Shortly before its market launch, the Mercedes-Benz EQC is undergoing final tests in Sweden’s snowy landscapes. During these further winter trials in Arjeplog, Sweden, the engineers pay particular attention to the thermal management of the battery and interior, recharging in cold conditions and handling safety, traction and recuperation on ice and snow.
After digital tests and benchtests, the 200 or so prototypes and pre-series models of the EQC cover several million kilometres on four continents. The test program includes over 500 individual tests in Europe, North America, Asia and Africa.
During the course of three winters and three summers, the EQC is subjected to temperatures from minus 35° up to over plus 50° Celsius. These tests are conducted for final verification before customer deliveries of the EQC commence.
Testing is carried out in Arjeplog in Lapland, on the roads and on specially prepared test tracks. In fact testing starts earlier than this: the components are optimized in iteration cycles in Sindelfingen, and the latest variants are installed in the vehicles.
The winter trials follow a strict timetable: each day begins with an early morning discussion during which the day’s activities are defined. In the evening there is a final discussion with feedback from the test team, the results for the day and planning of activities for the subsequent days and weeks.
In contrast to the previous winter trials of the EQC, only the final details are optimized and verified this time. This includes fine-tuning and testing of aspects that present a particular challenge in electric vehicles.
– Pre-entry climatization – in this case warming the vehicle interior, steering wheel, rear window and, depending on choice, the driver’s seat or all the seats before starting off – must work perfectly. Numerous test drives are carried out so as to assess the effects on operating range as well as possible. To make the range as long as possible, it is advisable to charge the vehicle at a charging station so that the energy needed for pre-entry climatization comes from the power grid, and not from the high-voltage battery.
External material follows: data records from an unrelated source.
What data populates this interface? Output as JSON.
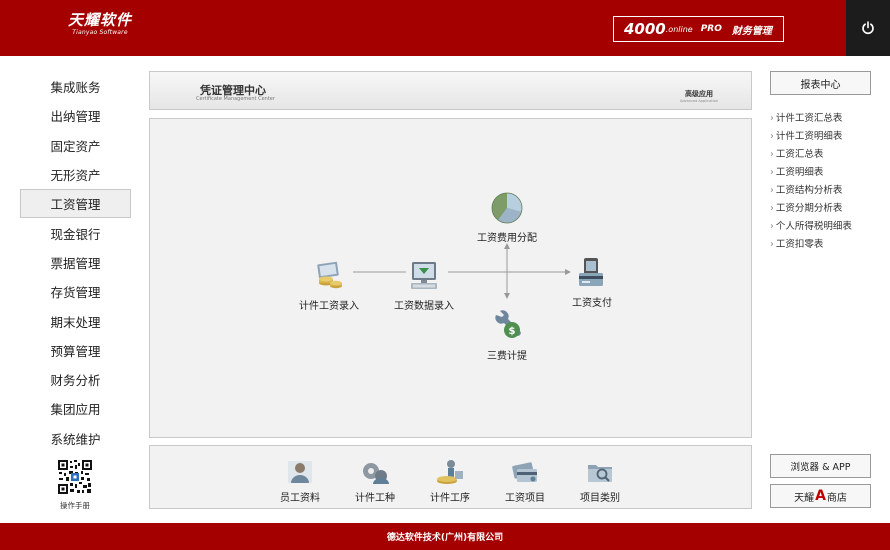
{
  "header": {
    "logo_main": "天耀软件",
    "logo_sub": "Tianyao Software",
    "product_number": "4000",
    "product_online": ".online",
    "product_pro": "PRO",
    "product_name": "财务管理"
  },
  "nav": {
    "items": [
      {
        "label": "集成账务"
      },
      {
        "label": "出纳管理"
      },
      {
        "label": "固定资产"
      },
      {
        "label": "无形资产"
      },
      {
        "label": "工资管理",
        "active": true
      },
      {
        "label": "现金银行"
      },
      {
        "label": "票据管理"
      },
      {
        "label": "存货管理"
      },
      {
        "label": "期末处理"
      },
      {
        "label": "预算管理"
      },
      {
        "label": "财务分析"
      },
      {
        "label": "集团应用"
      },
      {
        "label": "系统维护"
      }
    ],
    "manual_label": "操作手册"
  },
  "titlebar": {
    "title": "凭证管理中心",
    "subtitle": "Certificate Management Center",
    "advanced": "高级应用",
    "advanced_sub": "Advanced Application"
  },
  "flow": {
    "piece_entry": "计件工资录入",
    "data_entry": "工资数据录入",
    "cost_allocation": "工资费用分配",
    "three_fees": "三费计提",
    "payment": "工资支付"
  },
  "bottom": {
    "items": [
      "员工资料",
      "计件工种",
      "计件工序",
      "工资项目",
      "项目类别"
    ]
  },
  "right": {
    "report_center": "报表中心",
    "reports": [
      "计件工资汇总表",
      "计件工资明细表",
      "工资汇总表",
      "工资明细表",
      "工资结构分析表",
      "工资分期分析表",
      "个人所得税明细表",
      "工资扣零表"
    ],
    "browser_app": "浏览器 & APP",
    "store_pre": "天耀",
    "store_a": "A",
    "store_post": "商店"
  },
  "footer": {
    "text": "德达软件技术(广州)有限公司"
  },
  "colors": {
    "brand_red": "#a40000",
    "power_bg": "#1c1c1c"
  }
}
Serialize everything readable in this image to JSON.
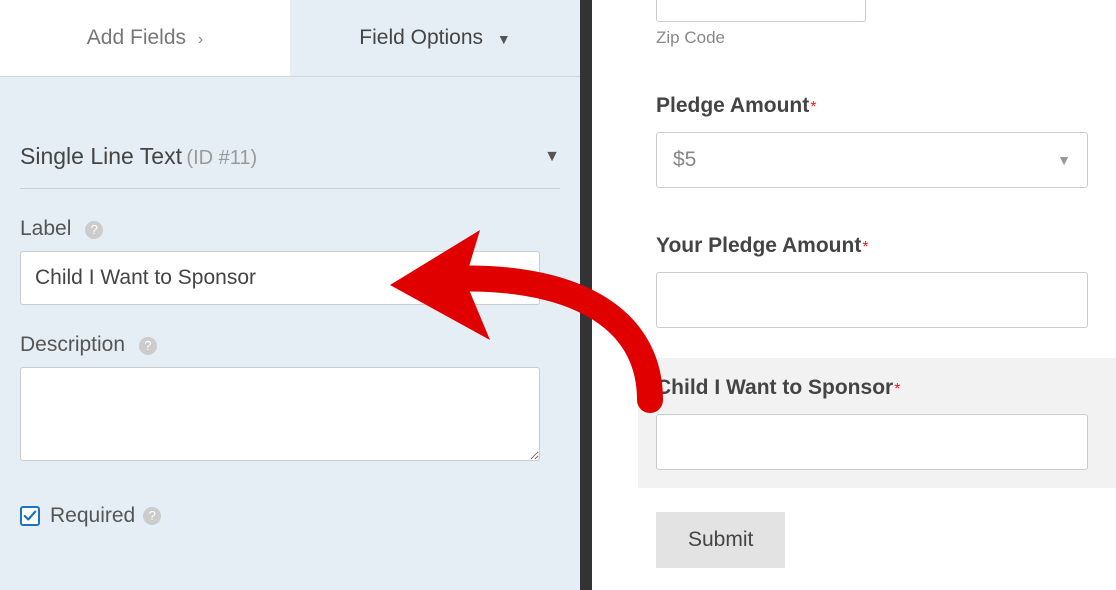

– Range in customer operation: Naturally this should also be as good as possible in cold conditions. The engineers therefore examine how precise the range calculations are. They also analyze how much range is sacrificed when the interior is heated during a journey. In this connection additional tests are carried out to show how rapidly the interior cools down during short stops, e.g. shopping trips, and how much energy is then needed to compensate the heat loss. It is always more energy-efficient to lower the interior temperature and operate the seat heating as required.